2018 is going down as the year I lost my sew-jo. Perhaps mostly because it got relegated to the back of the queue with everything else that’s been going on this year! We’ve moved out whilst our house gets done over, I started a job mobilising a large operations project, and well – all the usual family stuff like balancing the needs of a rambunctious 2yo, working full time and somehow also managing to talk to my hubby everynow and again.
But, I’ve had a few opportunities to sew uninterrupted lately, resulting in 2 finished things (both knits) and a silk blouse WIP…
FABRIC This is the Style Arc Joni Knit Track Pant pattern, made up in some See You At Six Dust Blue French Terry. There is two types here – a solid blue and one with a bizarre white screen print on it, plus matching ribbing. The matching ribbing is like catnip to my matchy matchy heart! All bought from Seamstress Fabrics.
I used the screen print fabric for the front panel, and the plan for the back. The pattern has a long section of ribbing at the cuff, which shows off that matching ribbing delightfully.
The piping is my own concoction, created with some white jersey knit (from Spotlight) with a very fine cord inside. The waistband is elastic inside the matchy-matchy ribbing again, with two button holes sewn to accommodate the thicker cord tie.
Those buttonholes are interfaced with some knit iron-on interfacing… and some silk organza scraps. You can take the girl outta couture, but you can’t take couture outta the girl.
The cord tie has been finished off with some of the matching thread twisted round and through the end, then teased out for a bit of fun. The pattern calls for you to stitch two lines around the waistband, which I presume keeps the cord in tact. I was feeling rusty and that felt like it needed to be incredibly precise to still look good, so I skipped it.
Sewing those slanted pockets in place with the piping down that seam was quite the challenge. The other side of the pants doesn’t look as bangin’ as this side. ah well.
PATTERN I made a few changes, but being short on sewing time, didn’t make a muslin. I used a favourite but nearly dead pair of trackies to adjust the pattern based on the proportions of my soon-to-be-replaced track pants.

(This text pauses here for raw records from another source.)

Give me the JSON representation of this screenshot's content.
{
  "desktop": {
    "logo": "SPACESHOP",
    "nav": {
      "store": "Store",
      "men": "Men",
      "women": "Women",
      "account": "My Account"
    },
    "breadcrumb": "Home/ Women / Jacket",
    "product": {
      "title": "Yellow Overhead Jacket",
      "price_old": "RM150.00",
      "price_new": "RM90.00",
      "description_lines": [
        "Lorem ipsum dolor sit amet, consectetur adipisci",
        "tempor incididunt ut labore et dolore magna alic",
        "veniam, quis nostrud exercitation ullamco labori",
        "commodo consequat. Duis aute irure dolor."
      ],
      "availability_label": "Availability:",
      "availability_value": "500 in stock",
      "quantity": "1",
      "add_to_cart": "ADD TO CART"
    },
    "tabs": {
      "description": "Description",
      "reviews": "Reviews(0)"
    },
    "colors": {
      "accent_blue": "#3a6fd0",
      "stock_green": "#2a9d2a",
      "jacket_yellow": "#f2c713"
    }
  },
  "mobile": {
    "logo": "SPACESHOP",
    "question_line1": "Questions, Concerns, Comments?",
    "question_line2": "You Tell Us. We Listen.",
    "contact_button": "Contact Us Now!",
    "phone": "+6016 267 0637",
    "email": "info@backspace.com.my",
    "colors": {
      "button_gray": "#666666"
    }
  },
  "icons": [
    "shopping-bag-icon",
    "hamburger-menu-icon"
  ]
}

This meant – epic leg shortening, shortening the rise height, adjusting the crotch curve with a flat-butt adjustment, and folding out the front pleats. I also omitted the back pockets.
Ridiculously warm and comfy, and my biggest concern hasn’t yet eventuated after a lot of wear – that the bum would sag out! This french terry is lovely stuff.